Most people in their careers have come across colleagues like Jen Unwin. They are not the loud talking grandstanders who broadcast their workplace victories to any who will listen. Instead, they quietly and competently perform their jobs and see their talents as nothing unusual.

Dr. Jen Unwin is a clinical psychologist who practices in the UK and specializes in treating people with chronic health conditions. Soft-spoken and unassuming, she is well-suited to her work. Her interview style is to raise questions with her patients in a way that is not threatening yet plants ideas that arise in her patients as if they were their own.

Jen Unwin and her general-practitioner husband, David, presented at the Low Carb Denver conference last March. Just released this last week is a video featuring her produced by the “low-carb cardiologist,” Dr. Bret Scher. Just so you know, this video does not proselytize about low-carb eating, but is about mental and emotional wellness.

I watched this video and found that it gets to the kernel of truth that anyone who must confront when living with a chronic health condition, like diabetes. And that truth answers the question, “how do we sustain motivation to treat an illness that we must live with, all day, every day?”

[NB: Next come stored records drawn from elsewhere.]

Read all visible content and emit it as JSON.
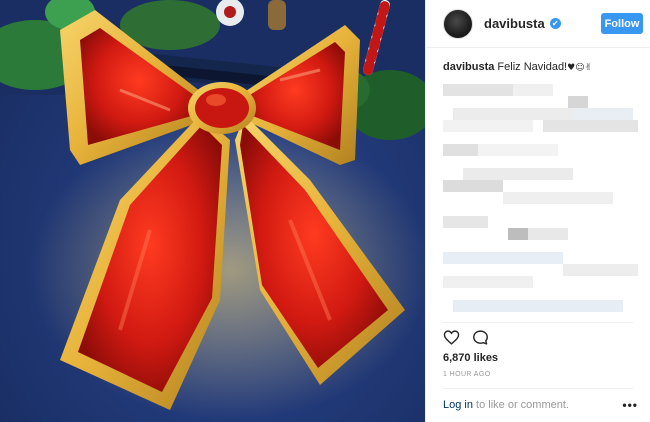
{
  "post": {
    "username": "davibusta",
    "verified_badge": "✔",
    "follow_label": "Follow",
    "caption_user": "davibusta",
    "caption_text": "Feliz Navidad!",
    "caption_emoji": "♥☺✌",
    "likes": "6,870 likes",
    "timestamp": "1 HOUR AGO",
    "login_link": "Log in",
    "login_suffix": " to like or comment.",
    "more_label": "•••"
  },
  "icons": {
    "like": "heart-outline-icon",
    "comment": "speech-bubble-icon",
    "more": "more-options-icon",
    "verified": "verified-badge-icon"
  },
  "colors": {
    "accent": "#3897f0",
    "text": "#262626",
    "muted": "#999999",
    "link": "#003569",
    "bow_red": "#d21a12",
    "bow_gold": "#e7b23a"
  }
}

We see our doctor every 90 days, yet this topic seldom arises. We’re faced with the hard clinical data of A1c’s, time in range, and average glucose and often left with the idea that we must “just try harder,” if we want to improve. There’s little, if anything, done to replenish the motivational gas tank that might even make health improvements possible.

Enjoy this video. It inspired me!

Please comment if you find any resonance in the topics Jen Unwin and Bret Scher discuss.


Thanks @terry4, hope to check it out later.

Thanks Terry. I found her very impressive and helpful; I found him less so. The daily struggle of someone with a chronic condition is so much broader than finding a silver bullet and I thought Dr. Scher was really focused on the silver bullet of low carb.

Sometimes the way to get closer to feeling better and more complete may be something as simple as inviting someone to dinner for company even if that meal isn’t ideal.



I appreciate the comment, Maurie. I agree that the simple tonic of social interaction over any type of meal is good for us all. I eat so few meals with others that when I do enjoy company over a meal, I often totally lose sight of things like taking my meal insulin on time!